March 25, 2009
Elizabeth Maclin (202) 431-2676
Erin Mooney (571) 331-7970
FOR IMMEDIATE RELEASE:
Trout Unlimited Applauds U.S. Environmental Protection Agency’s Decision to Review Mountaintop Removal Mining’s Impact on Rivers and Streams
ARLINGTON, VA---Trout Unlimited (TU) applauds yesterday’s decision by the U.S. Environmental Protection Agency (EPA) to put two mountaintop removal coal-mining projects in Appalachia through further review because of the EPA’s belief “that the proposed project[s] will result in substantial and unacceptable impacts to aquatic resources of national importance.”
“I congratulate the EPA for its review of a process that has been detrimental to many watersheds in West Virginia,” said Larry Harris, a TU National Leadership Council representative from West Virginia. “Filling in headwater streams may be good for the economic well being of coal companies, but is harmful to the health of the streams and the well being of local citizens.”

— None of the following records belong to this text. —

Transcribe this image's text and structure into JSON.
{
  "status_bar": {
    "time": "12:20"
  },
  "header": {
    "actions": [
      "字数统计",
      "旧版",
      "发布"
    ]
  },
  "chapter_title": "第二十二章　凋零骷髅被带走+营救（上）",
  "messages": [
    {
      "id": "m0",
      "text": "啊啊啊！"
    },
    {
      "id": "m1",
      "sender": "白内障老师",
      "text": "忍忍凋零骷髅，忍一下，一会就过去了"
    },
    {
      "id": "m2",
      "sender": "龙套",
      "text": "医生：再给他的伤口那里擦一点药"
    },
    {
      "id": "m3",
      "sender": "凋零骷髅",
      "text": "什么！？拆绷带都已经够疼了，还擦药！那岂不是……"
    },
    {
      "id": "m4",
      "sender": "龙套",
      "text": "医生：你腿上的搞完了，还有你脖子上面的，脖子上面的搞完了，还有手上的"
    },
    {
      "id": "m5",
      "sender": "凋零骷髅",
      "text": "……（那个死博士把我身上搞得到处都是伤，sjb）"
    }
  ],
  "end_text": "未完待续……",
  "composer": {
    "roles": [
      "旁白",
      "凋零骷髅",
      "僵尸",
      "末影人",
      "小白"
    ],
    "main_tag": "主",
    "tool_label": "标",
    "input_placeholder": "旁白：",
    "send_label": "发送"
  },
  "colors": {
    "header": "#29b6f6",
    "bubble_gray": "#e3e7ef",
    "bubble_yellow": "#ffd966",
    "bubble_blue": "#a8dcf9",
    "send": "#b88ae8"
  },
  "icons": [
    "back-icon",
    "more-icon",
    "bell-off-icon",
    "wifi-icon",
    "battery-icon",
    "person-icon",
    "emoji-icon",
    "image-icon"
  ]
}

“The EPA made the right decision yesterday,” said Elizabeth Maclin, TU’s Vice President for Eastern Conservation. “No other practice comes to mind that is more destructive to rivers than mountaintop removal mining. That it is legally permitted by the federal government is mind-boggling.”
The EPA expressed “serious concerns” about the need to reduce the potential harmful impacts on water quality caused by certain types of coal mining practices. A commonly used mining practice is “mountaintop removal mining” where mountain peaks are blasted away and the mining waste is dumped directly in rivers and streams, burying them.
Mountaintop removal mining has buried or degraded nearly 2,000 miles of Appalachian streams to date as well as caused additional harm to downstream areas by introducing sediment pollution, altering stream hydrology, and increasing flooding.
In yesterday’s announcement, the EPA specifically addressed two proposed mountaintop removal mining coal operations in West Virginia and Kentucky. The projects would allow mining companies to fill streams with mining waste at the two sites. The EPA sent letters to the U.S. Army Corps of Engineers recommending that the West Virginia permit application be denied and that the Kentucky application be revised to ensure protection of the local streams.
Mountaintop removal mining practices create a survival risk for brook trout and other wild trout populations, and impede efforts to restore brook trout in already degraded watersheds. While neither of the two proposed mines in question would affect habitat for brook trout, the only trout native to the East, many streams in the Appalachian Mountains subject to mountaintop removal mining are, or historically were, habitat for brook trout. Brook trout currently live in only a fraction of their original range.
Trout Unlimited is the nation’s largest coldwater conservation organization, with 140,000 members dedicated to conserving, protecting, and restoring North America’s trout and salmon fisheries and their watersheds.